Building Language for Your Child with Autism: A Guest Series by Angela Nelson

This week, we’re pleased to introduce a series of posts by Angela Nelson on building language in children with autism. As the creator of the acclaimed Language Builder Picture Noun Card Set, Angela received her BA and JD from UCLA where she studied and practiced behavior psychology under Dr. Ivar Lovaas. She has been creating autism and special needs curriculum products since 1997.

Emerging Language and Building Vocabulary

Language development varies from child to child, and there are wide ranges of expected “normal” language development in young children. If you have specific concerns about the pace of your child’s language development, you should definitely discuss this with your health care professional. However, for reference sake, by the age of two a child is expected to be able to:

  • Follow simple commands or instructions
  • Point to an object or picture when it is named for him or her
  • Recognize names of familiar objects, body parts and familiar faces
  • Repeat words spoken by others
  • Use simple phrases and 2 – 4 word sentences by 18 – 24 months
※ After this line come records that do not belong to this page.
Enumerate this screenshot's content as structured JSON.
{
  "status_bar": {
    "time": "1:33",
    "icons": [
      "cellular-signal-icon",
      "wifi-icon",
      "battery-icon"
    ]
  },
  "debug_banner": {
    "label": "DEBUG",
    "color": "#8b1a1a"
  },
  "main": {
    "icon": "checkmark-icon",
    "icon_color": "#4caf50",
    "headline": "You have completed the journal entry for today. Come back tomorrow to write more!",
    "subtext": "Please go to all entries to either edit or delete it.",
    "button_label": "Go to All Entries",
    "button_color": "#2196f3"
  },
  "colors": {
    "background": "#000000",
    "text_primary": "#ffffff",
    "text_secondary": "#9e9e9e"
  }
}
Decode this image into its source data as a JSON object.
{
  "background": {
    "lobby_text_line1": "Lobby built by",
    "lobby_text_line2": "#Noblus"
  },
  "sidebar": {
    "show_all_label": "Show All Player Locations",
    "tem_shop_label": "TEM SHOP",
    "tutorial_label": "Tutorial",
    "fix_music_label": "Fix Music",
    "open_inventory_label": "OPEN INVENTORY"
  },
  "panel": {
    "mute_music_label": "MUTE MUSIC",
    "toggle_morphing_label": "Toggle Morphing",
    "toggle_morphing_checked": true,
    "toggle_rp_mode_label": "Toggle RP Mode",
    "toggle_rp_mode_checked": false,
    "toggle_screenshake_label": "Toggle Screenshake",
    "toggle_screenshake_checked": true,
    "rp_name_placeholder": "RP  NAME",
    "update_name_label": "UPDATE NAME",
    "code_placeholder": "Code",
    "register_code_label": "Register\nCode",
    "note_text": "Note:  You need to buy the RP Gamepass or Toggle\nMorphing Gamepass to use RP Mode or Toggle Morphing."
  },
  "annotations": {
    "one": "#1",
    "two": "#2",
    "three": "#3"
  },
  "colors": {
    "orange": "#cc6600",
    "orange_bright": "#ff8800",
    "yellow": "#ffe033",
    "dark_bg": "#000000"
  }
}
As we all know, there is no “typical” child with autism. Children on the Autism Spectrum may meet some of these objectives, all of these objectives, or none of these objectives. The goal is to identify your child’s specific language deficits (the areas you see them falling behind) and takes steps to help them catch up.

The first stages of language development, as described above, involve listening to words, imitating words, and building a basic vocabulary. In your child’s education program you may have heard professionals use terms like Receptive Language, Echolalia, Modeling, Matching, or Expressive Language. Don’t let these terms of art intimidate you. Really, they still just mean… listening to words, imitating words, and building a basic vocabulary. 

Encouraging Emerging Language Skills

A most basic step in typical language development is imitation. Many parents are surprised to learn that the parent imitating the child is almost as important as the child imitating the parent! When a 12 month old child looks at his or her mother and says “mamamama,” the mother almost instinctively replies back, “that’s right ‘mama.’” This feedback reinforces the child’s vocalization and encourages them to keep on chatting. Although children with autism may have delayed onset of this type of behavior, or may have some setbacks along the way; it is important to remember to continue to imitate vocalizations with your child to encourage verbal behavior.

Imitation will also provide the first steps in the formation of words for your child. This time I mean your child imitating you! While you are hoping to hear your child imitating full words, remember, this starts with imitating vowels, consonants and syllables. If you say “aaaaa” and your child responds back with “aaaaa,” this is a cause for celebration. You are one step closer to your child saying “apple” than you were before they could (or would) imitate your vocalization. Eventually, modeling words will become the way you build your child’s expressive vocabulary!

Check back this week for from Angela on Matching Objects andPictures as a Precursor to Language.